BEGIN PROVIDED RECORDS
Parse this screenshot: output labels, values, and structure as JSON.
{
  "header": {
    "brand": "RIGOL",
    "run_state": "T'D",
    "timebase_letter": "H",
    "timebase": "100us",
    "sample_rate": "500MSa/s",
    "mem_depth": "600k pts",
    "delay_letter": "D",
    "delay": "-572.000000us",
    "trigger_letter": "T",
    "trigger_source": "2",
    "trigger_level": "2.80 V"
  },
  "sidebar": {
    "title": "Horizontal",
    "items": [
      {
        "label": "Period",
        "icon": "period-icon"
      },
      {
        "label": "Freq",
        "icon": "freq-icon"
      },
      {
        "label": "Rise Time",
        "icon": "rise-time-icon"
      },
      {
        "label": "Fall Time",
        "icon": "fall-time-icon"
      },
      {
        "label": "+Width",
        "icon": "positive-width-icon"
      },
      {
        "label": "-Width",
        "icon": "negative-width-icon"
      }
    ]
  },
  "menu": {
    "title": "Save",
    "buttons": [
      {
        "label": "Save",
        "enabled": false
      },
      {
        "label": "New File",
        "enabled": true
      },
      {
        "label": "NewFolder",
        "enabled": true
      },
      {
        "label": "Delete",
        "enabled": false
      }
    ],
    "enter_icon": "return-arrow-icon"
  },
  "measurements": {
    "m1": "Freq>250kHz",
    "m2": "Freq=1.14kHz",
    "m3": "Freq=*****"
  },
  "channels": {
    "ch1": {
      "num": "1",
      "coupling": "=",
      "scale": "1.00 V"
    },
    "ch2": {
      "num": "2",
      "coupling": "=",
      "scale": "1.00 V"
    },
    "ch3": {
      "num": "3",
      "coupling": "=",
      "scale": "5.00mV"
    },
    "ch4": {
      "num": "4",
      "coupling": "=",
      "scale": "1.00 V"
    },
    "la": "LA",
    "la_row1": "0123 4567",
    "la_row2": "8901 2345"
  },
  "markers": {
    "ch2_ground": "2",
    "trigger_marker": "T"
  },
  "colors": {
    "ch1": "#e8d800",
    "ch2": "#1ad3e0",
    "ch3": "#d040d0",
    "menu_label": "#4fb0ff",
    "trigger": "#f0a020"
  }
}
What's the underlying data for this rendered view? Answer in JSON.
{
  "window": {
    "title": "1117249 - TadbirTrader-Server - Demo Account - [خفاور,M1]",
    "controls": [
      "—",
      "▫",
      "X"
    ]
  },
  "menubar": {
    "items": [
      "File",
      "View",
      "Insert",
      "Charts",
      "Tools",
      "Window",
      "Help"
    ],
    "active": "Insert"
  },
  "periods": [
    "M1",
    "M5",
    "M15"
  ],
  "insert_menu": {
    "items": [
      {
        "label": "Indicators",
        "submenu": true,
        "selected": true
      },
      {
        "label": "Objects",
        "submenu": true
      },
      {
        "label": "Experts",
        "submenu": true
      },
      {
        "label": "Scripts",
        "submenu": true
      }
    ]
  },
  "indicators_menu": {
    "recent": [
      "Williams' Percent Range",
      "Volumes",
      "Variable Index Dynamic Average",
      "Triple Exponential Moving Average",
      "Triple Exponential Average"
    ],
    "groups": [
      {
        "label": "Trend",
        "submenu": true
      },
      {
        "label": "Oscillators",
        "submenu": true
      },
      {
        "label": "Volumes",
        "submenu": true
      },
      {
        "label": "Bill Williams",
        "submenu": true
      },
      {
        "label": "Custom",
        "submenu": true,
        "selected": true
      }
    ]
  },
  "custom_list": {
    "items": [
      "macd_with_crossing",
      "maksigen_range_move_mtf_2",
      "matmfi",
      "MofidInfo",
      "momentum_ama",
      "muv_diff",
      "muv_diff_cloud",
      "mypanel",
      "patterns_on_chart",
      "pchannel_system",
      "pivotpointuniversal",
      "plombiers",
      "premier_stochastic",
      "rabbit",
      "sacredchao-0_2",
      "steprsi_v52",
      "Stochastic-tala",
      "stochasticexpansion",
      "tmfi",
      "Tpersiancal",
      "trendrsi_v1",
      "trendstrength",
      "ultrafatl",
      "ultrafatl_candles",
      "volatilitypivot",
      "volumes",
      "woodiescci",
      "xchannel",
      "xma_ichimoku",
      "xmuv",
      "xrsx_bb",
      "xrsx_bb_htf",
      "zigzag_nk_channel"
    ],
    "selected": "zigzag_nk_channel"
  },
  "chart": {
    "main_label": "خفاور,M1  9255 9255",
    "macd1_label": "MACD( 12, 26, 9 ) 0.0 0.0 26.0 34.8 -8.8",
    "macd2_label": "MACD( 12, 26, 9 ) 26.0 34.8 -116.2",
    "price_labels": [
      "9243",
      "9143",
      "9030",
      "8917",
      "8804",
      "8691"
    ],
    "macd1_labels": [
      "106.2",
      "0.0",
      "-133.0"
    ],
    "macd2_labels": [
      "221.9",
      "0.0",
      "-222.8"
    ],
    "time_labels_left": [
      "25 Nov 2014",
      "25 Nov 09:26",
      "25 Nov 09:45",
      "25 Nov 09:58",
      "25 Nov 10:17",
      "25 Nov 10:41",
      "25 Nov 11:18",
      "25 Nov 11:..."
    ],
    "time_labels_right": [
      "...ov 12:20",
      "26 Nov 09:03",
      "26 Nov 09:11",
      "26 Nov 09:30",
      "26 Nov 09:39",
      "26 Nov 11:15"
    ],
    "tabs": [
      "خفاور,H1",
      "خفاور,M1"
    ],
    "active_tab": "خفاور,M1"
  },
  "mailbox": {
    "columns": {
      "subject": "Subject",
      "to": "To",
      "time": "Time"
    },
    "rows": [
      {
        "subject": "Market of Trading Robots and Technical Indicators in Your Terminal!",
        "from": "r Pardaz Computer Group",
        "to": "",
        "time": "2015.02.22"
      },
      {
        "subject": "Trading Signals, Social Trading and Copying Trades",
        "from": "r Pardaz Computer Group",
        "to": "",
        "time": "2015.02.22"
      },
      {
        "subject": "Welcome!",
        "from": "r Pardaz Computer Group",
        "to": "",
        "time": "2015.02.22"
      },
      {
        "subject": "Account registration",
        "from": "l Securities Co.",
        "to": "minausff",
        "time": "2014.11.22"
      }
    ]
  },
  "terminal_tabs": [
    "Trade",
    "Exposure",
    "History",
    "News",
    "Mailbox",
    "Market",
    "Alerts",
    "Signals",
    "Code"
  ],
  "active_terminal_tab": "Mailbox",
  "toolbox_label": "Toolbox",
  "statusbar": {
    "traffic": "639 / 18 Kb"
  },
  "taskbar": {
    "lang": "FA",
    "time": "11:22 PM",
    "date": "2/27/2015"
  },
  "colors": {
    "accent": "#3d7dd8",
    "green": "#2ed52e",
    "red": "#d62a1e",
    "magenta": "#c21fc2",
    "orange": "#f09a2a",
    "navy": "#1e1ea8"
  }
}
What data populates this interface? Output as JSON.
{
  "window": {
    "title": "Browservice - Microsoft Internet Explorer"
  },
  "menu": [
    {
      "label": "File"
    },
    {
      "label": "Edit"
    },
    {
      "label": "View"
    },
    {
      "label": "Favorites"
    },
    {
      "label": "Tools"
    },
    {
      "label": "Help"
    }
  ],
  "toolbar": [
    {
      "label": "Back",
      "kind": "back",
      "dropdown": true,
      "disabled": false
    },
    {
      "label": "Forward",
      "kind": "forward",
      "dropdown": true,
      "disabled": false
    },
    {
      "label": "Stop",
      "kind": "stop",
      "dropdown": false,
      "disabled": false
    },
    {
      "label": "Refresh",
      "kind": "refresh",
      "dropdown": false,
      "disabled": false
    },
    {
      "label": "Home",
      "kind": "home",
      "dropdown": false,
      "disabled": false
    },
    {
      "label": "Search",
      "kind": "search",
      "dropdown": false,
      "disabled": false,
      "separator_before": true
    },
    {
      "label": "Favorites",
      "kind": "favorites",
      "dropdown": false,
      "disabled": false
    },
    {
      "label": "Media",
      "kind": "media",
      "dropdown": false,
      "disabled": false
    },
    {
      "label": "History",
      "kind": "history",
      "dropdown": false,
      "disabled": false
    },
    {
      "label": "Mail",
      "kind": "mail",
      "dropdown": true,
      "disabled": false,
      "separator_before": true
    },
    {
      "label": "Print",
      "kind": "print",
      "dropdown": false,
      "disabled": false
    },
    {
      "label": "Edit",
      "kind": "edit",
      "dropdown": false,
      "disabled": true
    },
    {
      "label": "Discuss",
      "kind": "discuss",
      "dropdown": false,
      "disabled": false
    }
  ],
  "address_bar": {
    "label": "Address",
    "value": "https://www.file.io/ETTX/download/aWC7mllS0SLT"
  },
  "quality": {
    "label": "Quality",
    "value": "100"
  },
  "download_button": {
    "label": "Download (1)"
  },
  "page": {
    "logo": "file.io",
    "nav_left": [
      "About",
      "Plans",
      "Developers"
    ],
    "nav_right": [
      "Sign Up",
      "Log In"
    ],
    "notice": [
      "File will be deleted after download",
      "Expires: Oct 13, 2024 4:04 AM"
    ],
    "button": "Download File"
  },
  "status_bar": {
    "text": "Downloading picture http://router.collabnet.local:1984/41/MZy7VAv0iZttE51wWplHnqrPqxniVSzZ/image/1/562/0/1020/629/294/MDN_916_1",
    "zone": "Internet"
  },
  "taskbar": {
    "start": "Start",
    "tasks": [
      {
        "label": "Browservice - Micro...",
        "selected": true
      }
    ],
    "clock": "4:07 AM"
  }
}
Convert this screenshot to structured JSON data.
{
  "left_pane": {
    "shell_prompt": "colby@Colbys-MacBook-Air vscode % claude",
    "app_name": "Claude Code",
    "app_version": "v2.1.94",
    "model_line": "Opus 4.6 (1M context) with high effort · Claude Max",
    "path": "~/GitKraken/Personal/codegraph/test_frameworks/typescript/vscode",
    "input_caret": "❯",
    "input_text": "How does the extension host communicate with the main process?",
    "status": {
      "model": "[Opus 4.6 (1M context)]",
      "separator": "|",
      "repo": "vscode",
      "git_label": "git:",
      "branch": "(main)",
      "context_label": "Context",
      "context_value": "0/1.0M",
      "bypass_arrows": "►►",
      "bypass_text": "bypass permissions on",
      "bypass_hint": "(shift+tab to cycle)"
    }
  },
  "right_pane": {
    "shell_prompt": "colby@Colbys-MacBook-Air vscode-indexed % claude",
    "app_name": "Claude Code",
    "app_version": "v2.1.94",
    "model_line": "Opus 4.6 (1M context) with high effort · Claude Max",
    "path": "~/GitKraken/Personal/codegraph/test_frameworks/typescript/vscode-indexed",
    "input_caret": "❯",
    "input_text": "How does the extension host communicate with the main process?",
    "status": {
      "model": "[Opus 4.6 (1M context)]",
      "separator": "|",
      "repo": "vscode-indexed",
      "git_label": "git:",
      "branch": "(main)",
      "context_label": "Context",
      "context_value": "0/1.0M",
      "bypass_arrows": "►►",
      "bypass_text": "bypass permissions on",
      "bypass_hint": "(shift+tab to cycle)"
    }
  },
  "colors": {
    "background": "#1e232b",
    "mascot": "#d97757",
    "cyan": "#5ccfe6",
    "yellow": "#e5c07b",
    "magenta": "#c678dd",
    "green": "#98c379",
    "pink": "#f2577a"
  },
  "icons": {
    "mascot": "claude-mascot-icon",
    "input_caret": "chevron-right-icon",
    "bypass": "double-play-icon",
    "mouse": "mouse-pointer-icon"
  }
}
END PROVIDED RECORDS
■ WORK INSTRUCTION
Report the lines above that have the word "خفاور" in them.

■ RESULT BELOW
    "title": "1117249 - TadbirTrader-Server - Demo Account - [خفاور,M1]",
    "main_label": "خفاور,M1  9255 9255",
      "خفاور,H1",
      "خفاور,M1"
    "active_tab": "خفاور,M1"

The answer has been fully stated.